-- Exercise input follows --

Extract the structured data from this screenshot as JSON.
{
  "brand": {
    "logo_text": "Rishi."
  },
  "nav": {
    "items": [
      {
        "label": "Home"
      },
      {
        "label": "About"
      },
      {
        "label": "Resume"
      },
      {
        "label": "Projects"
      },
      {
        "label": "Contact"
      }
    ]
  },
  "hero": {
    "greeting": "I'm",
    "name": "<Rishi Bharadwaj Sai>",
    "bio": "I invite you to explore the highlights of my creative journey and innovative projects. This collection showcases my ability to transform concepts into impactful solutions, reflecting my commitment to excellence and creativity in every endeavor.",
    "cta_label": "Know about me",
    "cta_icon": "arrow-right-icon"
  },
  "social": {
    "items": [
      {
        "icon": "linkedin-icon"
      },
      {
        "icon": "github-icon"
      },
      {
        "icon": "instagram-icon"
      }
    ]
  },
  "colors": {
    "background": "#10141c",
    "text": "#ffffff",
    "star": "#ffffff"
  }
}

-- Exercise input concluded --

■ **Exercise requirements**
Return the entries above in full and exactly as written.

■ **Solution below**
Extract the structured data from this screenshot as JSON.
{
  "brand": {
    "logo_text": "Rishi."
  },
  "nav": {
    "items": [
      {
        "label": "Home"
      },
      {
        "label": "About"
      },
      {
        "label": "Resume"
      },
      {
        "label": "Projects"
      },
      {
        "label": "Contact"
      }
    ]
  },
  "hero": {
    "greeting": "I'm",
    "name": "<Rishi Bharadwaj Sai>",
    "bio": "I invite you to explore the highlights of my creative journey and innovative projects. This collection showcases my ability to transform concepts into impactful solutions, reflecting my commitment to excellence and creativity in every endeavor.",
    "cta_label": "Know about me",
    "cta_icon": "arrow-right-icon"
  },
  "social": {
    "items": [
      {
        "icon": "linkedin-icon"
      },
      {
        "icon": "github-icon"
      },
      {
        "icon": "instagram-icon"
      }
    ]
  },
  "colors": {
    "background": "#10141c",
    "text": "#ffffff",
    "star": "#ffffff"
  }
}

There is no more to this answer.